DESCRIPTION OF THE TASK:
Below are some records. How many of their lines contain the string "mutlu"? Give the number only.

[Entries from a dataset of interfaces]

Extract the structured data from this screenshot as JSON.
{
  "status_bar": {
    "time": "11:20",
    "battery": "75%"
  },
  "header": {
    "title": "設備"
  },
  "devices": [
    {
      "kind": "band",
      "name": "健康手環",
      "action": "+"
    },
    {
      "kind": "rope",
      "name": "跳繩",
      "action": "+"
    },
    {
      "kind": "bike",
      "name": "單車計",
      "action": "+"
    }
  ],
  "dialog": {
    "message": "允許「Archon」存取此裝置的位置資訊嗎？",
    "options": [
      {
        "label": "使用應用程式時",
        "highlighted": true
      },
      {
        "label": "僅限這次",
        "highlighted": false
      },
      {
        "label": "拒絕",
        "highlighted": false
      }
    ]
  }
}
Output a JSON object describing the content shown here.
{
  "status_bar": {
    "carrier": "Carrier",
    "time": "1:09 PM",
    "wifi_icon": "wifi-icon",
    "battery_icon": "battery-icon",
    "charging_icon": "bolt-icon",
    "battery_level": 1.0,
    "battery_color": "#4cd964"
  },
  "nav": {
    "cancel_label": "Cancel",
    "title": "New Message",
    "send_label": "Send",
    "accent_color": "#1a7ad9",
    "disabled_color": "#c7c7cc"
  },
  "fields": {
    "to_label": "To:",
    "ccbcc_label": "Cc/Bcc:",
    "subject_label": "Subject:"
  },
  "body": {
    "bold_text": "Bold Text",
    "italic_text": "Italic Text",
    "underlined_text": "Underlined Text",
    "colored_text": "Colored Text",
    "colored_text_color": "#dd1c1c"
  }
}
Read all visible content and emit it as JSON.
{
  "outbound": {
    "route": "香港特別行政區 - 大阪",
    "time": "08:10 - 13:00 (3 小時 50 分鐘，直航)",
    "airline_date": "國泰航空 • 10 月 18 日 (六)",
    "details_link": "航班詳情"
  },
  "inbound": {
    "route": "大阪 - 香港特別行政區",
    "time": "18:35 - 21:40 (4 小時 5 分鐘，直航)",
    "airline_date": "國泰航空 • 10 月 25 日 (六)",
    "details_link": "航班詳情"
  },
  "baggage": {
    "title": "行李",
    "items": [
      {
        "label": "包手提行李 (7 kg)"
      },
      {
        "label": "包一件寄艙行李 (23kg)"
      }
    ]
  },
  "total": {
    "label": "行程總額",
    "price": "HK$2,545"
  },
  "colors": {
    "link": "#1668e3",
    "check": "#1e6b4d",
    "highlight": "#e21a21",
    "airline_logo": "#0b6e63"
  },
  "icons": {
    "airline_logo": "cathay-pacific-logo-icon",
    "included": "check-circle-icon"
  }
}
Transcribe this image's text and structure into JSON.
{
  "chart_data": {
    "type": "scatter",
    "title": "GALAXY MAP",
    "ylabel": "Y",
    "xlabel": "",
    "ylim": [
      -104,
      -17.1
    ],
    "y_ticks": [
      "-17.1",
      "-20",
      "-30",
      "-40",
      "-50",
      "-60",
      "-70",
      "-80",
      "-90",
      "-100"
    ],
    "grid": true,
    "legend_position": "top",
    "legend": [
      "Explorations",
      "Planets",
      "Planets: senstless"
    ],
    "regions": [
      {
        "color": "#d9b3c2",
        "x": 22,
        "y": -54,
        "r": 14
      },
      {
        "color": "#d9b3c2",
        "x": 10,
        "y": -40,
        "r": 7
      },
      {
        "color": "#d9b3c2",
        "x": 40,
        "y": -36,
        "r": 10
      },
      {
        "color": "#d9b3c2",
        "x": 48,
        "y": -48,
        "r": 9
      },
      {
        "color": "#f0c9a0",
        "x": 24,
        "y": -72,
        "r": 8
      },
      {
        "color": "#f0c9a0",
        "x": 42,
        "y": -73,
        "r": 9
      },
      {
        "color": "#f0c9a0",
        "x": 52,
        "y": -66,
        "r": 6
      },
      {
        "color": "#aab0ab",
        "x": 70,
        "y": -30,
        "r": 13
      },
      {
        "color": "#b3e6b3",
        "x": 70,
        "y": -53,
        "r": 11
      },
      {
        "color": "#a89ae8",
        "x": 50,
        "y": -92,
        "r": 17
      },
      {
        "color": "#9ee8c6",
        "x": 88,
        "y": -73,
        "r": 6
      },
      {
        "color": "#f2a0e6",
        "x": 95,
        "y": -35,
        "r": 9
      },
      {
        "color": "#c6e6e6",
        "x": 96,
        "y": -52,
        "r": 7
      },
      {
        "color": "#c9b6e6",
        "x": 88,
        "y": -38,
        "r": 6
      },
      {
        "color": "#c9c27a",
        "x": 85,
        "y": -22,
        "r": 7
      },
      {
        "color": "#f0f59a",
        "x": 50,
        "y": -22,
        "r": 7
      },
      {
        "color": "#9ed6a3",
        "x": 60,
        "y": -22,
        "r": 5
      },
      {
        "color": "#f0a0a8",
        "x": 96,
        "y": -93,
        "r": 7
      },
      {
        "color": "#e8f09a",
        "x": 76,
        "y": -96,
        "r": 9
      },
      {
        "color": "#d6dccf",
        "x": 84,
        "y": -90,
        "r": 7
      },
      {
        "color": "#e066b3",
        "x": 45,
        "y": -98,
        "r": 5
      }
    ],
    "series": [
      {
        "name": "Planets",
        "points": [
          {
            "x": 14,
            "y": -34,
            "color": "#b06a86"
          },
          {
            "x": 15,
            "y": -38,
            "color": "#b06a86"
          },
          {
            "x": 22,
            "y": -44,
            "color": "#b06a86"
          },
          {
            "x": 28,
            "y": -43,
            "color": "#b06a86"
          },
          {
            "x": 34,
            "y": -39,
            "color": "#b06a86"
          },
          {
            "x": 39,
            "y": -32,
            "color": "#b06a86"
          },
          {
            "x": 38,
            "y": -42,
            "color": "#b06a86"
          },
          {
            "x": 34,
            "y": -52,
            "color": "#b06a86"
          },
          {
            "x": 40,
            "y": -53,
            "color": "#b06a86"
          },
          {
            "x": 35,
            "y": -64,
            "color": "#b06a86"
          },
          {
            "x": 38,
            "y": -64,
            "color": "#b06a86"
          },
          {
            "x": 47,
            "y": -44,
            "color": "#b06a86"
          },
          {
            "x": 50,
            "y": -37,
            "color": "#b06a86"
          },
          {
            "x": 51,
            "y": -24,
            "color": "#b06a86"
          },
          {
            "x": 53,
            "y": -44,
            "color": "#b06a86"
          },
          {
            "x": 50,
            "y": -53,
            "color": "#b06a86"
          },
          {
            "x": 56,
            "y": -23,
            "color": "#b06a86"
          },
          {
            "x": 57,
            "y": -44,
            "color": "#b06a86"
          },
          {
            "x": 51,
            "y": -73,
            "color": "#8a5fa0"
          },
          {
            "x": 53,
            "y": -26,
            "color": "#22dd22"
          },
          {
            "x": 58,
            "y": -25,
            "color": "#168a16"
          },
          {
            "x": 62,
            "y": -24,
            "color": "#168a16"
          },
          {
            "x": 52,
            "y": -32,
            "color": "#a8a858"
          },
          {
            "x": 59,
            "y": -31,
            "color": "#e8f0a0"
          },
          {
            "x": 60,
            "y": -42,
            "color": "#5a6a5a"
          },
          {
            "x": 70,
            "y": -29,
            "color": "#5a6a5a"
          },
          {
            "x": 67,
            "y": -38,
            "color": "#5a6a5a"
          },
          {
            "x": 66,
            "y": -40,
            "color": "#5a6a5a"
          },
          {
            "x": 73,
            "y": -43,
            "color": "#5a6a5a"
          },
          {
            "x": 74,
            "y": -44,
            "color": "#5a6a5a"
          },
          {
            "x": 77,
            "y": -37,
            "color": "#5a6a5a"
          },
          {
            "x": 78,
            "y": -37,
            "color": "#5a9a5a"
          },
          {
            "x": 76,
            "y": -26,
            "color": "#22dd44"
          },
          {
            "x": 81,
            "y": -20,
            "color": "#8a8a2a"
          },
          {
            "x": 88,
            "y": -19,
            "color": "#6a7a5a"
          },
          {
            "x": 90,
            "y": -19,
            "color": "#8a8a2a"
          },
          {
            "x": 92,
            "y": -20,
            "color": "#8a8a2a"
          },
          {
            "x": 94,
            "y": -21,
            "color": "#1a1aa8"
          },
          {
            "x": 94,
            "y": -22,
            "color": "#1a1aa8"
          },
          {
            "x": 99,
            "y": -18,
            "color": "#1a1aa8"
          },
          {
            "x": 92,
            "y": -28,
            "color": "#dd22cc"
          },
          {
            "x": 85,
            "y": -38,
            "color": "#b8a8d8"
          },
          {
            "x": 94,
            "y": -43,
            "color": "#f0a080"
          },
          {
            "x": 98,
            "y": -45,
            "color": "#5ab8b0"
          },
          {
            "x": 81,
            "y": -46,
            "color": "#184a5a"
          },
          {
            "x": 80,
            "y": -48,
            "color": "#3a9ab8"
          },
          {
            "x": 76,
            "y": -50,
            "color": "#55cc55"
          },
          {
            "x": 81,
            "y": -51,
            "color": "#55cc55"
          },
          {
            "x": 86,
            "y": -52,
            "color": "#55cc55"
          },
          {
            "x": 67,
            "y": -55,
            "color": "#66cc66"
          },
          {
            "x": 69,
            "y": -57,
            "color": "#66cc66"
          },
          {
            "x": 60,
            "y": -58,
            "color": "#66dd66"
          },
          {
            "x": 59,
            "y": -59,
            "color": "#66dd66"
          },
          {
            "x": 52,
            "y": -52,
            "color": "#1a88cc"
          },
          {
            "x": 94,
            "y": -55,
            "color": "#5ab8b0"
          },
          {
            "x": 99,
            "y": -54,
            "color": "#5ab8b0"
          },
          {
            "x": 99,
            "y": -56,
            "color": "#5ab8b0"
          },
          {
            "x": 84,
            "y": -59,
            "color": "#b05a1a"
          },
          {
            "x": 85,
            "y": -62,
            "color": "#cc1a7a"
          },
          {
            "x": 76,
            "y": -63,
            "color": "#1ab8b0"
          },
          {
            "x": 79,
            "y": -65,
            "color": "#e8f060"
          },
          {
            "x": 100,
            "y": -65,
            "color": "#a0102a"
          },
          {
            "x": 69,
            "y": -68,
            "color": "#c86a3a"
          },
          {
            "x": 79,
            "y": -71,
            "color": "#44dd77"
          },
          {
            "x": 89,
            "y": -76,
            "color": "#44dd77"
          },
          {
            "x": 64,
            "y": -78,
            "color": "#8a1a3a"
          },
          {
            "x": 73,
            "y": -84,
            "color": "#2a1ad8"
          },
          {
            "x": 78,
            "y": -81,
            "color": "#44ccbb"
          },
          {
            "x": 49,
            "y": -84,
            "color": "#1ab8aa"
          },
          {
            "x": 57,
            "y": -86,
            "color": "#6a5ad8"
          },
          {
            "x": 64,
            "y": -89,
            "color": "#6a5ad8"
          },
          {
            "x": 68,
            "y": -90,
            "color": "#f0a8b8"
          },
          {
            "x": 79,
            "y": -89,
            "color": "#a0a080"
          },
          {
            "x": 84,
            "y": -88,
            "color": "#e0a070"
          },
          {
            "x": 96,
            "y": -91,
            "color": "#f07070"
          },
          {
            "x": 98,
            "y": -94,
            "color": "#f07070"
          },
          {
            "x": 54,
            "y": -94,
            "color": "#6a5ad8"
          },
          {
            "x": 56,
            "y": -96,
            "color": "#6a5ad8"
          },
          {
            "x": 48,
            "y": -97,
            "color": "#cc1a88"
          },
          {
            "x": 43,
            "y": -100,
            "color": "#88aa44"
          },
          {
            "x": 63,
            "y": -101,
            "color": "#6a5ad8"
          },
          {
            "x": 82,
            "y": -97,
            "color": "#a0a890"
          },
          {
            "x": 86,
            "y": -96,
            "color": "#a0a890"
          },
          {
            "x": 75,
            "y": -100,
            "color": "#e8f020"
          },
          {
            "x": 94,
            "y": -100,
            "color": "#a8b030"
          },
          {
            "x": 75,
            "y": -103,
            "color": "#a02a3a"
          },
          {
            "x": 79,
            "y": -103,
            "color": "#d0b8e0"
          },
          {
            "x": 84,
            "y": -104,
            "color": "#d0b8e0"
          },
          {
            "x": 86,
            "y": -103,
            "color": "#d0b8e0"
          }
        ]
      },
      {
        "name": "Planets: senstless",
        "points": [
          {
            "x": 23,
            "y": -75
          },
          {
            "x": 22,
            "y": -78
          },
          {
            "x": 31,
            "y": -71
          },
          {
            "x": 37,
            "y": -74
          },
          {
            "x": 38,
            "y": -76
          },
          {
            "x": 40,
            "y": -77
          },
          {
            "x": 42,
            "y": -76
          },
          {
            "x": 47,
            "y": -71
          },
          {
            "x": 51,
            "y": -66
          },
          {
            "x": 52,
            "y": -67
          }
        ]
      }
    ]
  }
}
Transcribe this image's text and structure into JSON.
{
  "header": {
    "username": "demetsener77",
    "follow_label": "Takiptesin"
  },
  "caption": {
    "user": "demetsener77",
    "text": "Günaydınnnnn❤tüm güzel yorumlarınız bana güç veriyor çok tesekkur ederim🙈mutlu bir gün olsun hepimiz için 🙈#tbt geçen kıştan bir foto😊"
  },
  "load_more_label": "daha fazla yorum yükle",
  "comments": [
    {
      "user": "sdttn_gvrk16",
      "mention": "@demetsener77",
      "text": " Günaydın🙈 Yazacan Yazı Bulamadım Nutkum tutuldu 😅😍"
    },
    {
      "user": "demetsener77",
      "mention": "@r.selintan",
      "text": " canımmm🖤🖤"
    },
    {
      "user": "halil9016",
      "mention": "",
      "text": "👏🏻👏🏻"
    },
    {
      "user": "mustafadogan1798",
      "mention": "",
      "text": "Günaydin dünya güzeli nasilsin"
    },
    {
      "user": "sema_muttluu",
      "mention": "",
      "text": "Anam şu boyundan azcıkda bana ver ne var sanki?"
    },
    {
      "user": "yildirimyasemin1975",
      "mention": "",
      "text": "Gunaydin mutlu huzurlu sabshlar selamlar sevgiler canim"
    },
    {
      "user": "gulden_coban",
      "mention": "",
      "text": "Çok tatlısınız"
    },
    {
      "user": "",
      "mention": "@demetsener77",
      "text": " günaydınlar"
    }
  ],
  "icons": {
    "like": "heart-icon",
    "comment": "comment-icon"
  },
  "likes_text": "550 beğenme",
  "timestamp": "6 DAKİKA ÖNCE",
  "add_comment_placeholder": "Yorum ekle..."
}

THE COMPLETED TASK:
2